◆ Data listing
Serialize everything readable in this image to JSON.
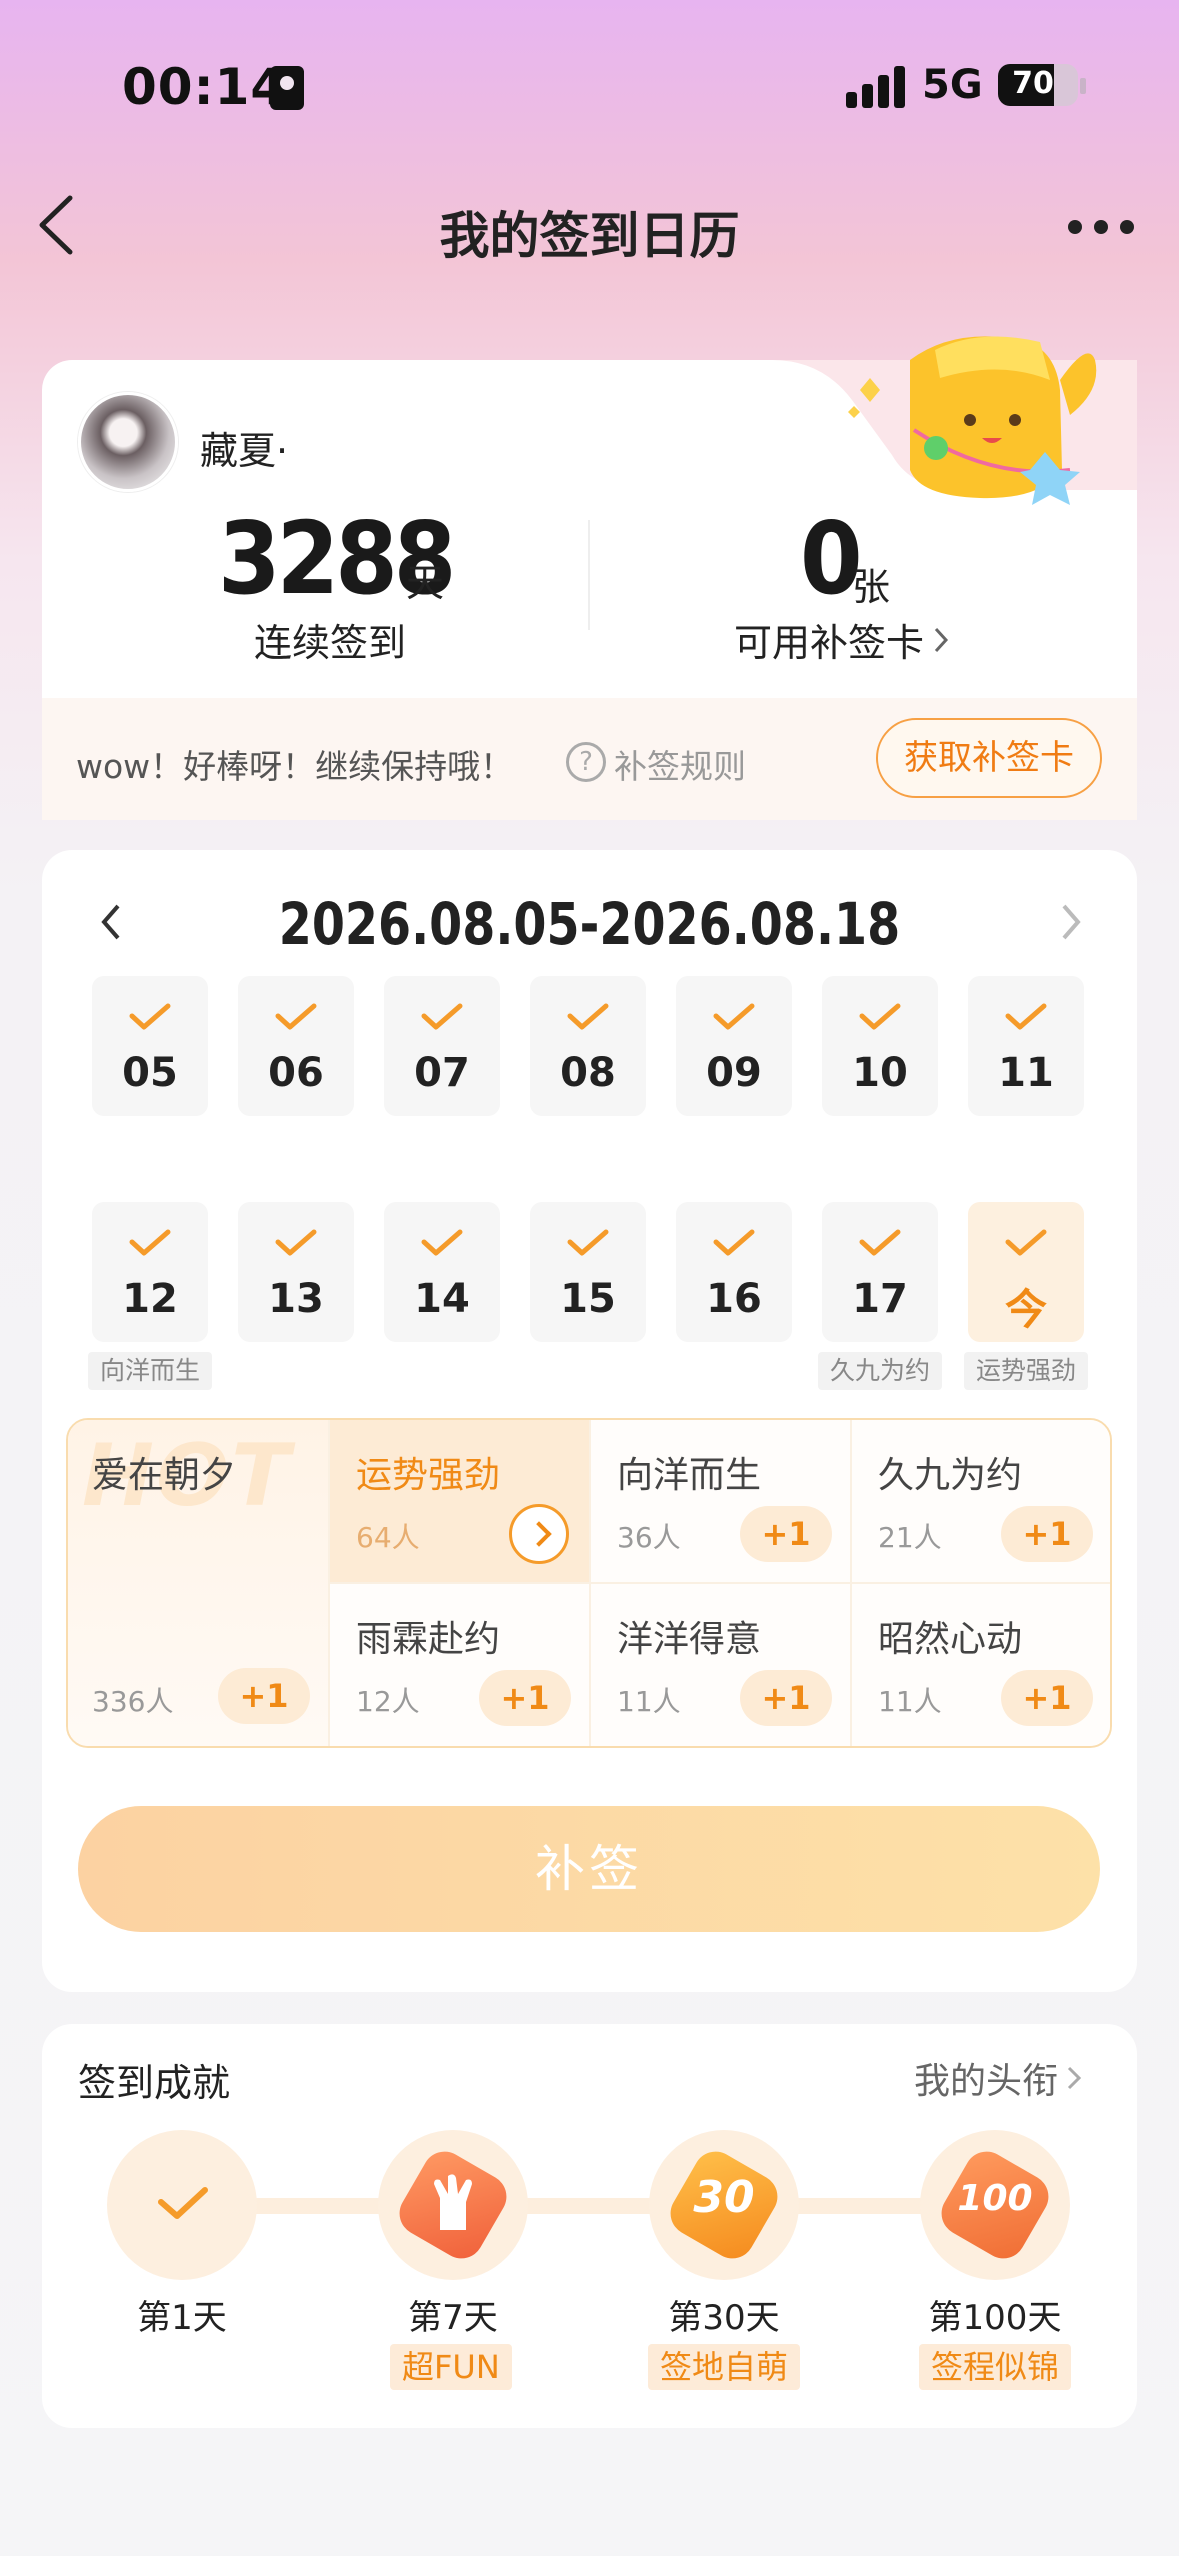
{
  "status_bar": {
    "time": "00:14",
    "network": "5G",
    "battery": "70",
    "battery_level": 0.7
  },
  "header": {
    "title": "我的签到日历"
  },
  "profile": {
    "username": "藏夏·",
    "streak_value": "3288",
    "streak_unit": "天",
    "streak_label": "连续签到",
    "cards_value": "0",
    "cards_unit": "张",
    "cards_label": "可用补签卡",
    "tip": "wow！好棒呀！继续保持哦！",
    "rules_label": "补签规则",
    "get_card_label": "获取补签卡"
  },
  "calendar": {
    "range": "2026.08.05-2026.08.18",
    "row1": [
      {
        "day": "05"
      },
      {
        "day": "06"
      },
      {
        "day": "07"
      },
      {
        "day": "08"
      },
      {
        "day": "09"
      },
      {
        "day": "10"
      },
      {
        "day": "11"
      }
    ],
    "row2": [
      {
        "day": "12",
        "tag": "向洋而生"
      },
      {
        "day": "13"
      },
      {
        "day": "14"
      },
      {
        "day": "15"
      },
      {
        "day": "16"
      },
      {
        "day": "17",
        "tag": "久九为约"
      },
      {
        "day": "今",
        "tag": "运势强劲"
      }
    ]
  },
  "themes": {
    "hot_label": "HOT",
    "first": {
      "name": "爱在朝夕",
      "count": "336人",
      "plus": "+1"
    },
    "items": [
      {
        "name": "运势强劲",
        "count": "64人"
      },
      {
        "name": "向洋而生",
        "count": "36人",
        "plus": "+1"
      },
      {
        "name": "久九为约",
        "count": "21人",
        "plus": "+1"
      },
      {
        "name": "雨霖赴约",
        "count": "12人",
        "plus": "+1"
      },
      {
        "name": "洋洋得意",
        "count": "11人",
        "plus": "+1"
      },
      {
        "name": "昭然心动",
        "count": "11人",
        "plus": "+1"
      }
    ]
  },
  "makeup_button": "补签",
  "achievements": {
    "title": "签到成就",
    "more": "我的头衔",
    "items": [
      {
        "day": "第1天",
        "tag": ""
      },
      {
        "day": "第7天",
        "tag": "超FUN"
      },
      {
        "day": "第30天",
        "tag": "签地自萌",
        "badge": "30"
      },
      {
        "day": "第100天",
        "tag": "签程似锦",
        "badge": "100"
      }
    ]
  }
}
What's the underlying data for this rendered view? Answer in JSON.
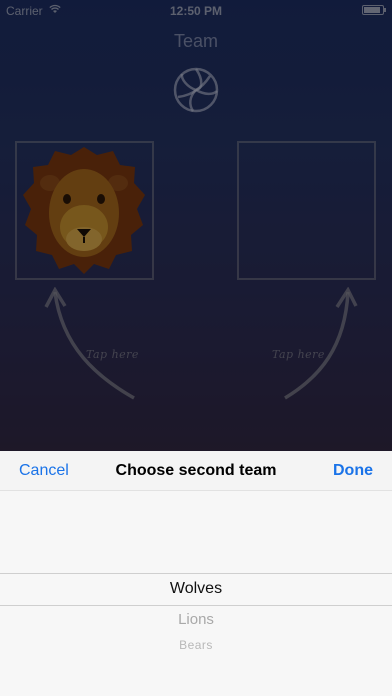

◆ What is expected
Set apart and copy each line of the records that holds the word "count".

◆ The answer
      "count": "336人",
        "count": "64人"
        "count": "36人",
        "count": "21人",
        "count": "12人",
        "count": "11人",
        "count": "11人",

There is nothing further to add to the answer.